Conde returned to work last week after three days’ administrative leave. The man who was recently named by his peers as 1995 Officer of the Year now faces some difficult months ahead--three separate investigations, a buzz saw of public scrutiny and the looming threat of costly legal battles. He must also go before the department’s shooting review board.

Huntington Beach Police Sgt. Ed Deuel knows the type of pressures that await Conde. Deuel lectures on officer safety statewide and produced a training video used by police agencies across the country. More than that, Deuel has been involved in three on-duty shootings and has debriefed hundreds of officers who also have fired their weapons.

In 1985, Deuel exchanged fire with two armed burglars fleeing a Huntington Beach store. He was hit once in the chest--his bulletproof vest saved him--and shot one of the suspects in the head, killing him. Two other times he wounded suspects he believed were reaching for weapons--in one case it was a stolen radio, in the other it was a pellet gun.


In all three incidents, Deuel was cleared of wrongdoing.

Deuel said he and his family suffered through a barrage of negative media coverage and legal battles--except for the time he took a bullet.

“As long as you receive the first round, you’re justified,” he said. “If it’s an officer that doesn’t want to get shot--that’s where the criticism comes in.”

For Conde, there will be questions from all sides.
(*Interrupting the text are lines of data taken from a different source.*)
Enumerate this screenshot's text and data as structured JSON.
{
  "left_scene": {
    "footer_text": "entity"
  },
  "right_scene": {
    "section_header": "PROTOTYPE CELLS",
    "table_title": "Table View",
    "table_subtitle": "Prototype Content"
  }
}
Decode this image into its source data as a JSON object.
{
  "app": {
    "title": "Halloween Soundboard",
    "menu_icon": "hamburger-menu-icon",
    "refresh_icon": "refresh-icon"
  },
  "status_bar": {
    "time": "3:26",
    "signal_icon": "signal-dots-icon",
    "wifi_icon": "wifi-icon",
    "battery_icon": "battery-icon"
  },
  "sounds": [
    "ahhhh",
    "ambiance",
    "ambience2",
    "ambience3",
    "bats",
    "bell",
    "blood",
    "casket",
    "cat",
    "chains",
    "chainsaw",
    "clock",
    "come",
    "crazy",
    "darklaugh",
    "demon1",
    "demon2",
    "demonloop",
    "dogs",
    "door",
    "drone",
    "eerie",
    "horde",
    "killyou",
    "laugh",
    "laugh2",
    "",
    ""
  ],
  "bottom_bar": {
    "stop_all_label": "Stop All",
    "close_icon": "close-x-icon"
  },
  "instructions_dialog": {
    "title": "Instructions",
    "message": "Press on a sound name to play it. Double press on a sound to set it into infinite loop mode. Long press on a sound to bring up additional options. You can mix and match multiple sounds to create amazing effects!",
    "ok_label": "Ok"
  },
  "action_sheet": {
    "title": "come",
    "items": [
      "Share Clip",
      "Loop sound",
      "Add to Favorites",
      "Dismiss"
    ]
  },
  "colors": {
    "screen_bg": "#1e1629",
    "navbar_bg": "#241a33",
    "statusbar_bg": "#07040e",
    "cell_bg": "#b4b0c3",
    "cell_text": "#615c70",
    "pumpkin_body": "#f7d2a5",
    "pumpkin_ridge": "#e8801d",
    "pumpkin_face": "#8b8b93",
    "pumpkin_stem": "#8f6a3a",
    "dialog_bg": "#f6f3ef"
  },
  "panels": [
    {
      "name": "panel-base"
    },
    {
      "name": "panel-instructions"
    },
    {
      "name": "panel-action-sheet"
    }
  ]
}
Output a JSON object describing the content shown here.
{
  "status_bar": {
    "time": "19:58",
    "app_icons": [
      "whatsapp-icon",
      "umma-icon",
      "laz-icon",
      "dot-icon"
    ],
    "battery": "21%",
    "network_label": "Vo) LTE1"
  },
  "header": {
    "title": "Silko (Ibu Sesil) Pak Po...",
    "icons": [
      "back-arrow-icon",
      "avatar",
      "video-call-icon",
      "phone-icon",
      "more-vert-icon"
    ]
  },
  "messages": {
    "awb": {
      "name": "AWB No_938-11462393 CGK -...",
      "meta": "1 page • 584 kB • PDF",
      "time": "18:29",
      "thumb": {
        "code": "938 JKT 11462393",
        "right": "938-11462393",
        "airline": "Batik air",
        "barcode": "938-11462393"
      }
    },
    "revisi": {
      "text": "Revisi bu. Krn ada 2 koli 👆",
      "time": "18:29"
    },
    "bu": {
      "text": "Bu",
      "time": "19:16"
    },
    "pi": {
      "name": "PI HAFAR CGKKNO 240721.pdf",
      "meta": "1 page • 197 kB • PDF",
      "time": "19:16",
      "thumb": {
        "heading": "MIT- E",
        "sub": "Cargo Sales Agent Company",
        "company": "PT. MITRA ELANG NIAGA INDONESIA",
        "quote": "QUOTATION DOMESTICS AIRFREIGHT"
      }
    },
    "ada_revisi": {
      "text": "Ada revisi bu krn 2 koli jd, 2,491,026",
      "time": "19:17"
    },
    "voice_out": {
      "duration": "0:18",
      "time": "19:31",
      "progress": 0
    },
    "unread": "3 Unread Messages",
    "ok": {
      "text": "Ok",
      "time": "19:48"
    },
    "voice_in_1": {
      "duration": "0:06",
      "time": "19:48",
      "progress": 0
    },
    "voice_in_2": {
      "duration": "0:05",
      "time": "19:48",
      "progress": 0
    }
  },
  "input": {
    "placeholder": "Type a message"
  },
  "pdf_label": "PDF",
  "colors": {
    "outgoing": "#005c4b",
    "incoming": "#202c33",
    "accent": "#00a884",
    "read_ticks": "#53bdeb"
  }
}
And for the grieving Pulido family, there will be more tears and a search for answers.

‘The father is extremely emotional and upset, because there are no answers,” Cesena said. “None of it makes sense to him. . . . The family wants justice. They want the truth about why there son’s life was taken.”